(Note: No major spoilers.)
Hannibal is a rare breed in that the first episode is genuinely good, mostly because there's no need for clumsy exposition. Anyone with half a brain already knows what's going on: Hannibal is a cannibal, but it will probably take at least one season for anyone on TV to work that out. It only takes a couple of minutes to illustrate who Hugh Dancy is: a guy who frowns a lot because of Confused Emotions, and whose brain is a holodeck for blood-spattered crime scenes. Hugh Dancy means we can watch people get murdered in dramatised flashback form, instead of having some generic CSI person explain it to us with Science.
Mads Mikkelsen is, obviously, fantastic. But for me, the harder sell was always going to be Hugh Dancy's character, criminal profiler Will Graham. Not because I'm familiar with his character (I'm not) but because the crime/mystery genre is already overflowing with cute-ish men in their 30s and 40s. Luckily Graham sidesteps the two main cliches of "asshole genius" and "dorky everyman", and is interesting enough to be a worthwhile foil to Hannibal. Still, like most stories about serial killers, Hannibal mostly features women as side characters or in the role of naked, brutalised corpses. In The Silence of the Lambs, this is less of an issue because Clarice Starling is just as important as Hannibal Lecter, but there's no real need to make a TV series about Clarice. We already know her story too well.
nods to The Shining. Even the promotional materials lean pretty heavily on the image of Hannibal as the vampiric centrepiece of a 17th century oil-painting, usually surrounded by fruit and skulls and slabs of raw meat.
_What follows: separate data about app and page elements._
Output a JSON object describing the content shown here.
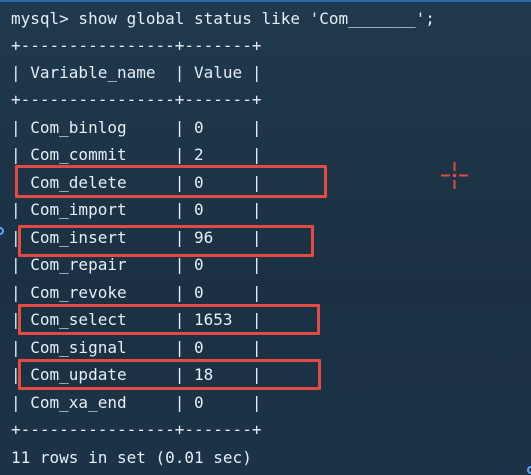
{
  "terminal": {
    "command": "mysql> show global status like 'Com_______';",
    "separator": "+----------------+-------+",
    "header": "| Variable_name  | Value |",
    "rows": [
      "| Com_binlog     | 0     |",
      "| Com_commit     | 2     |",
      "| Com_delete     | 0     |",
      "| Com_import     | 0     |",
      "| Com_insert     | 96    |",
      "| Com_repair     | 0     |",
      "| Com_revoke     | 0     |",
      "| Com_select     | 1653  |",
      "| Com_signal     | 0     |",
      "| Com_update     | 18    |",
      "| Com_xa_end     | 0     |"
    ],
    "footer": "11 rows in set (0.01 sec)"
  },
  "colors": {
    "background": "#1f3447",
    "text": "#e6eef6",
    "highlight": "#e34a43"
  },
  "icons": {
    "crosshair": "crosshair-icon"
  }
}
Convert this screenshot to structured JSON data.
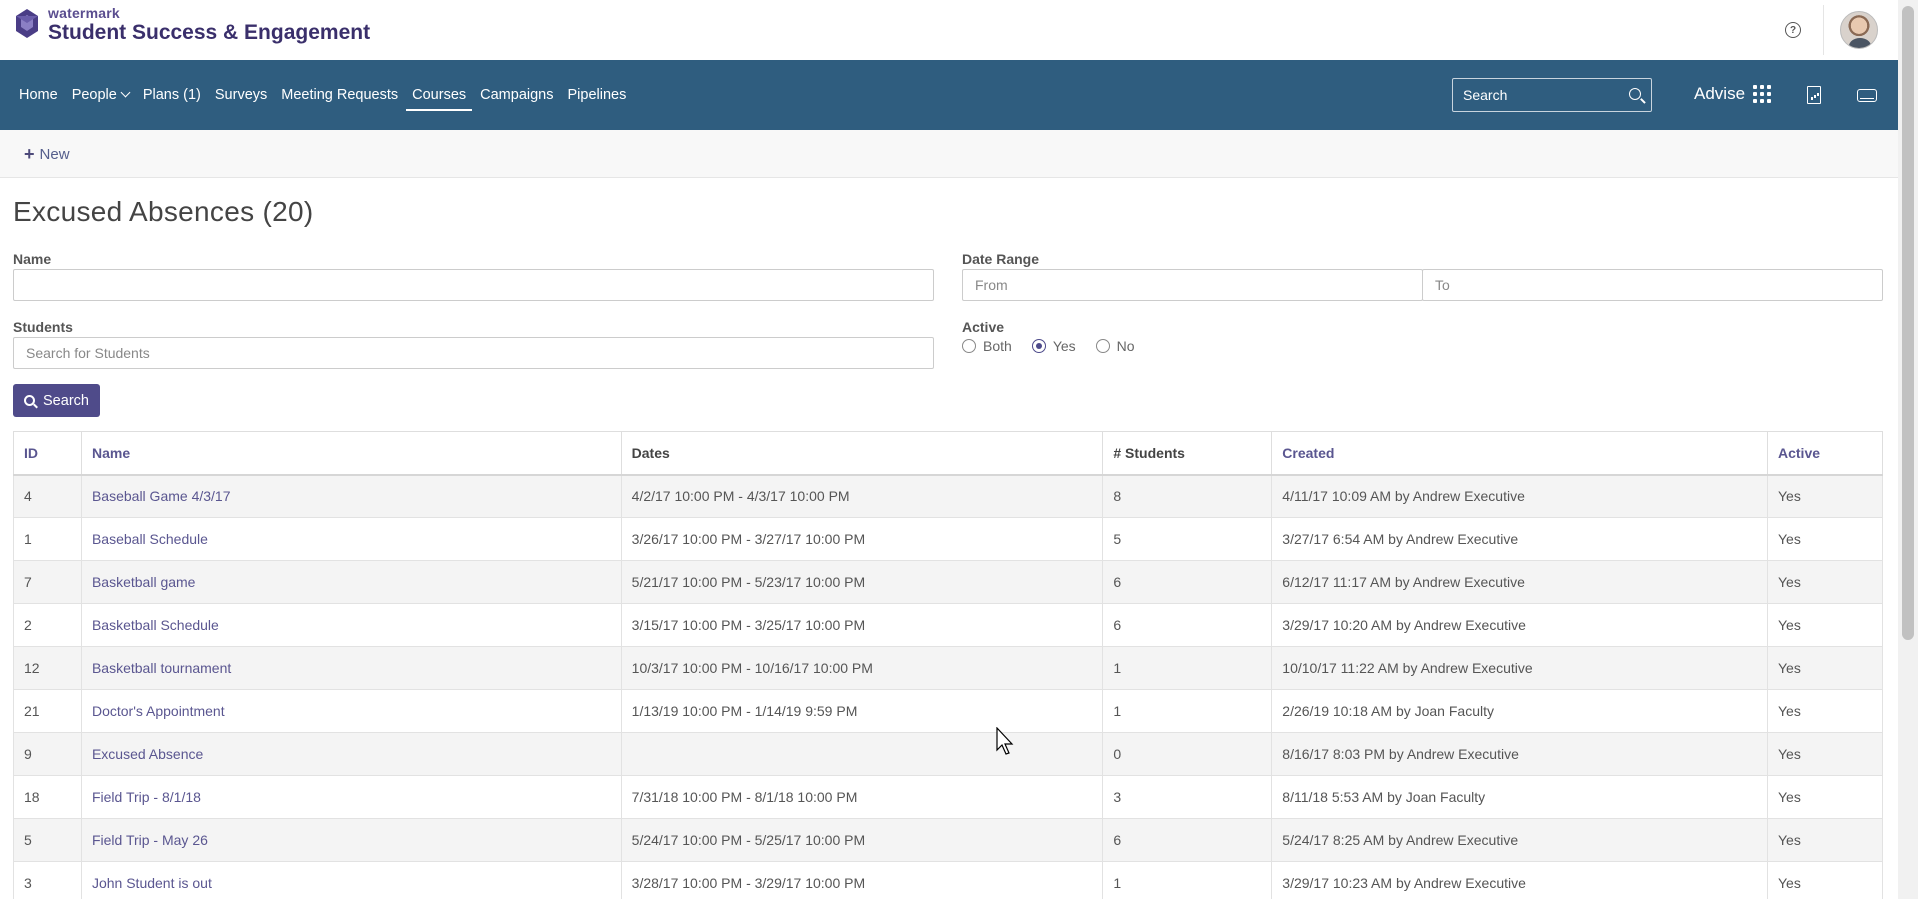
{
  "brand": {
    "small": "watermark",
    "large": "Student Success & Engagement"
  },
  "nav": {
    "items": [
      {
        "label": "Home"
      },
      {
        "label": "People"
      },
      {
        "label": "Plans (1)"
      },
      {
        "label": "Surveys"
      },
      {
        "label": "Meeting Requests"
      },
      {
        "label": "Courses"
      },
      {
        "label": "Campaigns"
      },
      {
        "label": "Pipelines"
      }
    ],
    "active": "Courses",
    "search_placeholder": "Search",
    "advise_label": "Advise"
  },
  "actions": {
    "new_label": "New"
  },
  "page": {
    "title": "Excused Absences (20)"
  },
  "filters": {
    "name_label": "Name",
    "name_value": "",
    "date_range_label": "Date Range",
    "from_placeholder": "From",
    "to_placeholder": "To",
    "students_label": "Students",
    "students_placeholder": "Search for Students",
    "active_label": "Active",
    "active_options": [
      "Both",
      "Yes",
      "No"
    ],
    "active_selected": "Yes",
    "search_button": "Search"
  },
  "table": {
    "headers": [
      "ID",
      "Name",
      "Dates",
      "# Students",
      "Created",
      "Active"
    ],
    "rows": [
      {
        "id": "4",
        "name": "Baseball Game 4/3/17",
        "dates": "4/2/17 10:00 PM - 4/3/17 10:00 PM",
        "students": "8",
        "created": "4/11/17 10:09 AM by Andrew Executive",
        "active": "Yes"
      },
      {
        "id": "1",
        "name": "Baseball Schedule",
        "dates": "3/26/17 10:00 PM - 3/27/17 10:00 PM",
        "students": "5",
        "created": "3/27/17 6:54 AM by Andrew Executive",
        "active": "Yes"
      },
      {
        "id": "7",
        "name": "Basketball game",
        "dates": "5/21/17 10:00 PM - 5/23/17 10:00 PM",
        "students": "6",
        "created": "6/12/17 11:17 AM by Andrew Executive",
        "active": "Yes"
      },
      {
        "id": "2",
        "name": "Basketball Schedule",
        "dates": "3/15/17 10:00 PM - 3/25/17 10:00 PM",
        "students": "6",
        "created": "3/29/17 10:20 AM by Andrew Executive",
        "active": "Yes"
      },
      {
        "id": "12",
        "name": "Basketball tournament",
        "dates": "10/3/17 10:00 PM - 10/16/17 10:00 PM",
        "students": "1",
        "created": "10/10/17 11:22 AM by Andrew Executive",
        "active": "Yes"
      },
      {
        "id": "21",
        "name": "Doctor's Appointment",
        "dates": "1/13/19 10:00 PM - 1/14/19 9:59 PM",
        "students": "1",
        "created": "2/26/19 10:18 AM by Joan Faculty",
        "active": "Yes"
      },
      {
        "id": "9",
        "name": "Excused Absence",
        "dates": "",
        "students": "0",
        "created": "8/16/17 8:03 PM by Andrew Executive",
        "active": "Yes"
      },
      {
        "id": "18",
        "name": "Field Trip - 8/1/18",
        "dates": "7/31/18 10:00 PM - 8/1/18 10:00 PM",
        "students": "3",
        "created": "8/11/18 5:53 AM by Joan Faculty",
        "active": "Yes"
      },
      {
        "id": "5",
        "name": "Field Trip - May 26",
        "dates": "5/24/17 10:00 PM - 5/25/17 10:00 PM",
        "students": "6",
        "created": "5/24/17 8:25 AM by Andrew Executive",
        "active": "Yes"
      },
      {
        "id": "3",
        "name": "John Student is out",
        "dates": "3/28/17 10:00 PM - 3/29/17 10:00 PM",
        "students": "1",
        "created": "3/29/17 10:23 AM by Andrew Executive",
        "active": "Yes"
      }
    ]
  },
  "colors": {
    "nav_bg": "#2f5d7f",
    "accent": "#4f4b8a",
    "link": "#5a5690"
  }
}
It must be difficult to avoid going overboard with all that gothic imagery, to be honest. Hannibal's already almost a parody of himself, sitting in a darkened room full of expensive furniture, eating exquisitely flambéed human lungs while the Goldberg Variations play in the background.
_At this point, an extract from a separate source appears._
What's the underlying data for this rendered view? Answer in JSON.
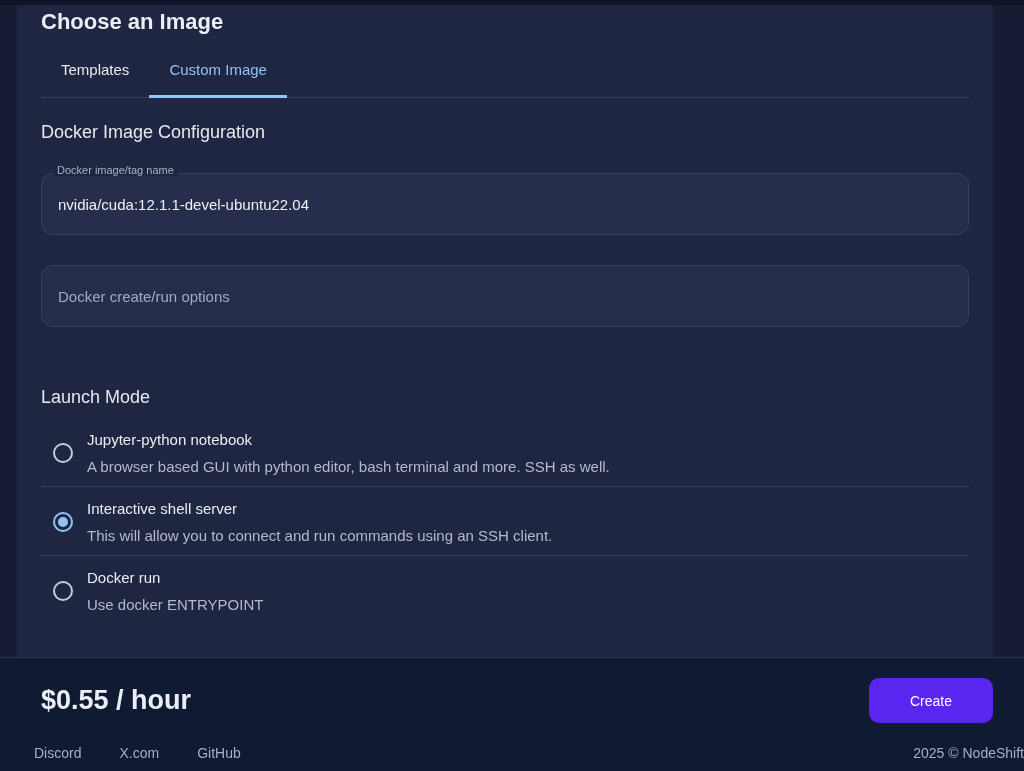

Mads Mikkelsen's costumes simultaneously crack me up and make me sigh because they are soooo good. Here, we're getting to see Hannibal at his absolute peak: taller, better-looking and better dressed than anyone else onscreen. The rest of the cast are serviceable crime procedural characters wearing everyday American TV clothes, but Hannibal looks like... well, exactly what he is. A luxury-obsessed European aristocrat and connoisseur, secretly looking down his nose at all the small-minded American plebs who eat food from chain restaurants and dress like Will Graham.
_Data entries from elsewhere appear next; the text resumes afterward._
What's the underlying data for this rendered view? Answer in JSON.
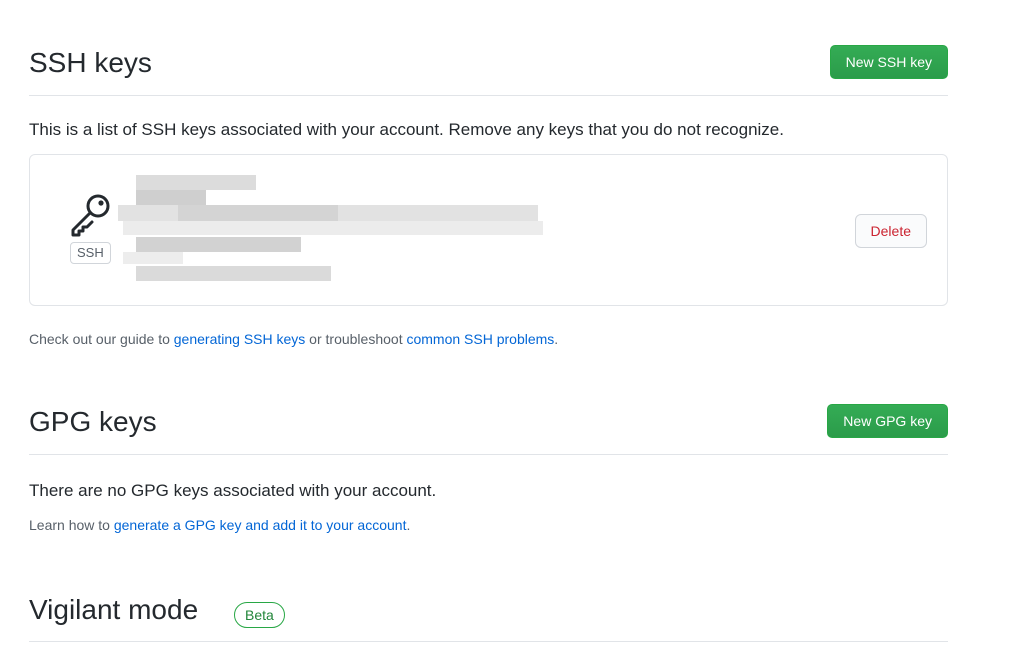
{
  "ssh_section": {
    "title": "SSH keys",
    "new_button": "New SSH key",
    "description": "This is a list of SSH keys associated with your account. Remove any keys that you do not recognize.",
    "key": {
      "type_label": "SSH",
      "delete_label": "Delete"
    },
    "help": {
      "prefix": "Check out our guide to ",
      "link1": "generating SSH keys",
      "middle": " or troubleshoot ",
      "link2": "common SSH problems",
      "suffix": "."
    }
  },
  "gpg_section": {
    "title": "GPG keys",
    "new_button": "New GPG key",
    "description": "There are no GPG keys associated with your account.",
    "help": {
      "prefix": "Learn how to ",
      "link": "generate a GPG key and add it to your account",
      "suffix": "."
    }
  },
  "vigilant_section": {
    "title": "Vigilant mode",
    "badge": "Beta"
  },
  "colors": {
    "primary_button": "#2ea44f",
    "link": "#0366d6",
    "danger": "#cb2431",
    "badge_green": "#22863a",
    "border": "#e1e4e8"
  }
}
Graham is deliberately dressed to look soft and
harmless, in the wrinkled shirts of an academic who doesn't care about
his appearance and sleeps on the floor with ten stray dogs. Hannibal is the absolute opposite, his clothes just another extension of the obsessive care he puts into every other aesthetic aspect of his life. When we see him apart from Graham and the FBI (at his office, or at home by himself) he wears beautifully tailored suits with grace-notes in the form of pocket squares and a tie so wide it's practically a cravat. When he goes on the road with Graham, I suspect his toned-down outfit is for Graham's benefit. Since Hannibal wears a red pocket square and a jacket with metal buttons to eat dinner by himself, I doubt that his sudden adoption of open-necked shirts and conservative v-neck sweaters was for his own comfort.